*TASK ITEM*. Write the records out again. Match them exactly.

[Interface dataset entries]
┄┄┄┄┄┄┄┄┄┄

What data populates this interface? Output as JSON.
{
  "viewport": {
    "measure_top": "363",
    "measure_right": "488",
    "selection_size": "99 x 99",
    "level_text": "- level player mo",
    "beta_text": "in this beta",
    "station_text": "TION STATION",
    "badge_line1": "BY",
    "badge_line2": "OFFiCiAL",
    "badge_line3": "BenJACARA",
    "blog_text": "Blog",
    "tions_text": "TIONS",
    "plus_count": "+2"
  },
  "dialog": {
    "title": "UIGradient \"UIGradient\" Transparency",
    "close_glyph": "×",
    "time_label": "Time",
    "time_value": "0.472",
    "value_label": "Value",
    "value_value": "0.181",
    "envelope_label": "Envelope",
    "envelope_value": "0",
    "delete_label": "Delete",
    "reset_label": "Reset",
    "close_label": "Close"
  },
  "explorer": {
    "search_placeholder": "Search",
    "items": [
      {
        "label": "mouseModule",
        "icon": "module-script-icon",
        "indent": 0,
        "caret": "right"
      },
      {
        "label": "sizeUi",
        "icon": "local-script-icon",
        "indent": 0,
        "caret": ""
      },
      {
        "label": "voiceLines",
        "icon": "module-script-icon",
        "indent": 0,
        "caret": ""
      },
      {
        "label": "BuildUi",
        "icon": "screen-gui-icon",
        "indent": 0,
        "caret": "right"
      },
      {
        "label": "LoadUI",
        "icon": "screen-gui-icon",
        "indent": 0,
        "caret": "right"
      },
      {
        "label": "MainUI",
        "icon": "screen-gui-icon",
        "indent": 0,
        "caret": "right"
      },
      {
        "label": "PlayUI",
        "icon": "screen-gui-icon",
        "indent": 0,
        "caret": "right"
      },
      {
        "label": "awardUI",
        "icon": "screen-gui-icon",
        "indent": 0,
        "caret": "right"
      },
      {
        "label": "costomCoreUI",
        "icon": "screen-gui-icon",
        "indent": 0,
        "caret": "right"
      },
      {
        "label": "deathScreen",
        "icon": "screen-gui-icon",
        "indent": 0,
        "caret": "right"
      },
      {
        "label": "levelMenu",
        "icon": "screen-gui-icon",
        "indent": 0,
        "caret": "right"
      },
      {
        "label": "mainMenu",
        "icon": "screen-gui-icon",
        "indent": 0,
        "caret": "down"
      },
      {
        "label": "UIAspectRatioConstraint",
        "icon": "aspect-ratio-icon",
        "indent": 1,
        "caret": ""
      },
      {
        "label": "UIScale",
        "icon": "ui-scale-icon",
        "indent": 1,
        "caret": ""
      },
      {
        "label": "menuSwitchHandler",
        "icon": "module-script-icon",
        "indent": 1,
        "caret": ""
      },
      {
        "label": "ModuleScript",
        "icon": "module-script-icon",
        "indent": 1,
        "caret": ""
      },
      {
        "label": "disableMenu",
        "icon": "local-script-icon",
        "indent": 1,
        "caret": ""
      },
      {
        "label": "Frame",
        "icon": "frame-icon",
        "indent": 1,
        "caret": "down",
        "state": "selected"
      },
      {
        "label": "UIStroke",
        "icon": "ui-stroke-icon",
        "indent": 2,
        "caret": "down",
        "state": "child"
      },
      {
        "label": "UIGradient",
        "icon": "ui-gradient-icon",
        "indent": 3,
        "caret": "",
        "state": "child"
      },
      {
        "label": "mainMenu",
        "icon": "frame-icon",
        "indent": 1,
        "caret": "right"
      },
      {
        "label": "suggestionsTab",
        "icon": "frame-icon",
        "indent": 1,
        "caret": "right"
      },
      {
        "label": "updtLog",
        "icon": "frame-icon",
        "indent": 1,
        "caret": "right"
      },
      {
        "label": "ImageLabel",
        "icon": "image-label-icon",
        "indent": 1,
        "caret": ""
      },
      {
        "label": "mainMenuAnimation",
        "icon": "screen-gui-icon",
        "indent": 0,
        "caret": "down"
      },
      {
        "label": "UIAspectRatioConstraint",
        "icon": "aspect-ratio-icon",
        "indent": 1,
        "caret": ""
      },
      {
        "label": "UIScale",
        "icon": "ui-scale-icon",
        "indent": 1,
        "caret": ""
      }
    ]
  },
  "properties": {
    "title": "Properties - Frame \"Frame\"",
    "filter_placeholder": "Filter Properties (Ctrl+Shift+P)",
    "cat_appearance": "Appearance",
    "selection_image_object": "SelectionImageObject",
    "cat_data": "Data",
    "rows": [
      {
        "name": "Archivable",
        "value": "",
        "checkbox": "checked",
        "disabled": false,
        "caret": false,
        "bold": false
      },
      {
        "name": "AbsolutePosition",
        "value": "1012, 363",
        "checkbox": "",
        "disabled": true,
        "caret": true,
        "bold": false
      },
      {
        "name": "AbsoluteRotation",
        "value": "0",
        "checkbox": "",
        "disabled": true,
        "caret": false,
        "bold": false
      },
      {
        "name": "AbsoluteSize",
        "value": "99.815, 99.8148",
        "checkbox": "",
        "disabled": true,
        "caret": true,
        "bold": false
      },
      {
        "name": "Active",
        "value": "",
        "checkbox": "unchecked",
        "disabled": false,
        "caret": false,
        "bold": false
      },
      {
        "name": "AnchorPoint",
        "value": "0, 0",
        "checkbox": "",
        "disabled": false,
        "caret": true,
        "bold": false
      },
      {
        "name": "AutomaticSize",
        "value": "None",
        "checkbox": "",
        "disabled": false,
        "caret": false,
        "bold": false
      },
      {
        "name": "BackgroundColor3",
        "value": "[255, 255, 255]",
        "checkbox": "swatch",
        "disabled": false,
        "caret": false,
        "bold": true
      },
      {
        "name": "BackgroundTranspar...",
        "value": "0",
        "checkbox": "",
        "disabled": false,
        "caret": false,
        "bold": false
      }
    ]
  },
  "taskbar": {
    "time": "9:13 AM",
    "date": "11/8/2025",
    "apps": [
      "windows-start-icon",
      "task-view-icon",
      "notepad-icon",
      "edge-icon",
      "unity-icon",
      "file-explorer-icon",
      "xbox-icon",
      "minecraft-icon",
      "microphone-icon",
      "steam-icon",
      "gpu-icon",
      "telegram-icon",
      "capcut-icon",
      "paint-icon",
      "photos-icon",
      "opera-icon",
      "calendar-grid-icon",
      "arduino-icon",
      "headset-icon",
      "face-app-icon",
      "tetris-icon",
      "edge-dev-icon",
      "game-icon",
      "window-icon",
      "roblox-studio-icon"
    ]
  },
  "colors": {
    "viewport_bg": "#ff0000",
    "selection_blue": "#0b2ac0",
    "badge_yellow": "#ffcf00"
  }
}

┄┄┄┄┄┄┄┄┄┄

*THE ANSWER*.
What data populates this interface? Output as JSON.
{
  "viewport": {
    "measure_top": "363",
    "measure_right": "488",
    "selection_size": "99 x 99",
    "level_text": "- level player mo",
    "beta_text": "in this beta",
    "station_text": "TION STATION",
    "badge_line1": "BY",
    "badge_line2": "OFFiCiAL",
    "badge_line3": "BenJACARA",
    "blog_text": "Blog",
    "tions_text": "TIONS",
    "plus_count": "+2"
  },
  "dialog": {
    "title": "UIGradient \"UIGradient\" Transparency",
    "close_glyph": "×",
    "time_label": "Time",
    "time_value": "0.472",
    "value_label": "Value",
    "value_value": "0.181",
    "envelope_label": "Envelope",
    "envelope_value": "0",
    "delete_label": "Delete",
    "reset_label": "Reset",
    "close_label": "Close"
  },
  "explorer": {
    "search_placeholder": "Search",
    "items": [
      {
        "label": "mouseModule",
        "icon": "module-script-icon",
        "indent": 0,
        "caret": "right"
      },
      {
        "label": "sizeUi",
        "icon": "local-script-icon",
        "indent": 0,
        "caret": ""
      },
      {
        "label": "voiceLines",
        "icon": "module-script-icon",
        "indent": 0,
        "caret": ""
      },
      {
        "label": "BuildUi",
        "icon": "screen-gui-icon",
        "indent": 0,
        "caret": "right"
      },
      {
        "label": "LoadUI",
        "icon": "screen-gui-icon",
        "indent": 0,
        "caret": "right"
      },
      {
        "label": "MainUI",
        "icon": "screen-gui-icon",
        "indent": 0,
        "caret": "right"
      },
      {
        "label": "PlayUI",
        "icon": "screen-gui-icon",
        "indent": 0,
        "caret": "right"
      },
      {
        "label": "awardUI",
        "icon": "screen-gui-icon",
        "indent": 0,
        "caret": "right"
      },
      {
        "label": "costomCoreUI",
        "icon": "screen-gui-icon",
        "indent": 0,
        "caret": "right"
      },
      {
        "label": "deathScreen",
        "icon": "screen-gui-icon",
        "indent": 0,
        "caret": "right"
      },
      {
        "label": "levelMenu",
        "icon": "screen-gui-icon",
        "indent": 0,
        "caret": "right"
      },
      {
        "label": "mainMenu",
        "icon": "screen-gui-icon",
        "indent": 0,
        "caret": "down"
      },
      {
        "label": "UIAspectRatioConstraint",
        "icon": "aspect-ratio-icon",
        "indent": 1,
        "caret": ""
      },
      {
        "label": "UIScale",
        "icon": "ui-scale-icon",
        "indent": 1,
        "caret": ""
      },
      {
        "label": "menuSwitchHandler",
        "icon": "module-script-icon",
        "indent": 1,
        "caret": ""
      },
      {
        "label": "ModuleScript",
        "icon": "module-script-icon",
        "indent": 1,
        "caret": ""
      },
      {
        "label": "disableMenu",
        "icon": "local-script-icon",
        "indent": 1,
        "caret": ""
      },
      {
        "label": "Frame",
        "icon": "frame-icon",
        "indent": 1,
        "caret": "down",
        "state": "selected"
      },
      {
        "label": "UIStroke",
        "icon": "ui-stroke-icon",
        "indent": 2,
        "caret": "down",
        "state": "child"
      },
      {
        "label": "UIGradient",
        "icon": "ui-gradient-icon",
        "indent": 3,
        "caret": "",
        "state": "child"
      },
      {
        "label": "mainMenu",
        "icon": "frame-icon",
        "indent": 1,
        "caret": "right"
      },
      {
        "label": "suggestionsTab",
        "icon": "frame-icon",
        "indent": 1,
        "caret": "right"
      },
      {
        "label": "updtLog",
        "icon": "frame-icon",
        "indent": 1,
        "caret": "right"
      },
      {
        "label": "ImageLabel",
        "icon": "image-label-icon",
        "indent": 1,
        "caret": ""
      },
      {
        "label": "mainMenuAnimation",
        "icon": "screen-gui-icon",
        "indent": 0,
        "caret": "down"
      },
      {
        "label": "UIAspectRatioConstraint",
        "icon": "aspect-ratio-icon",
        "indent": 1,
        "caret": ""
      },
      {
        "label": "UIScale",
        "icon": "ui-scale-icon",
        "indent": 1,
        "caret": ""
      }
    ]
  },
  "properties": {
    "title": "Properties - Frame \"Frame\"",
    "filter_placeholder": "Filter Properties (Ctrl+Shift+P)",
    "cat_appearance": "Appearance",
    "selection_image_object": "SelectionImageObject",
    "cat_data": "Data",
    "rows": [
      {
        "name": "Archivable",
        "value": "",
        "checkbox": "checked",
        "disabled": false,
        "caret": false,
        "bold": false
      },
      {
        "name": "AbsolutePosition",
        "value": "1012, 363",
        "checkbox": "",
        "disabled": true,
        "caret": true,
        "bold": false
      },
      {
        "name": "AbsoluteRotation",
        "value": "0",
        "checkbox": "",
        "disabled": true,
        "caret": false,
        "bold": false
      },
      {
        "name": "AbsoluteSize",
        "value": "99.815, 99.8148",
        "checkbox": "",
        "disabled": true,
        "caret": true,
        "bold": false
      },
      {
        "name": "Active",
        "value": "",
        "checkbox": "unchecked",
        "disabled": false,
        "caret": false,
        "bold": false
      },
      {
        "name": "AnchorPoint",
        "value": "0, 0",
        "checkbox": "",
        "disabled": false,
        "caret": true,
        "bold": false
      },
      {
        "name": "AutomaticSize",
        "value": "None",
        "checkbox": "",
        "disabled": false,
        "caret": false,
        "bold": false
      },
      {
        "name": "BackgroundColor3",
        "value": "[255, 255, 255]",
        "checkbox": "swatch",
        "disabled": false,
        "caret": false,
        "bold": true
      },
      {
        "name": "BackgroundTranspar...",
        "value": "0",
        "checkbox": "",
        "disabled": false,
        "caret": false,
        "bold": false
      }
    ]
  },
  "taskbar": {
    "time": "9:13 AM",
    "date": "11/8/2025",
    "apps": [
      "windows-start-icon",
      "task-view-icon",
      "notepad-icon",
      "edge-icon",
      "unity-icon",
      "file-explorer-icon",
      "xbox-icon",
      "minecraft-icon",
      "microphone-icon",
      "steam-icon",
      "gpu-icon",
      "telegram-icon",
      "capcut-icon",
      "paint-icon",
      "photos-icon",
      "opera-icon",
      "calendar-grid-icon",
      "arduino-icon",
      "headset-icon",
      "face-app-icon",
      "tetris-icon",
      "edge-dev-icon",
      "game-icon",
      "window-icon",
      "roblox-studio-icon"
    ]
  },
  "colors": {
    "viewport_bg": "#ff0000",
    "selection_blue": "#0b2ac0",
    "badge_yellow": "#ffcf00"
  }
}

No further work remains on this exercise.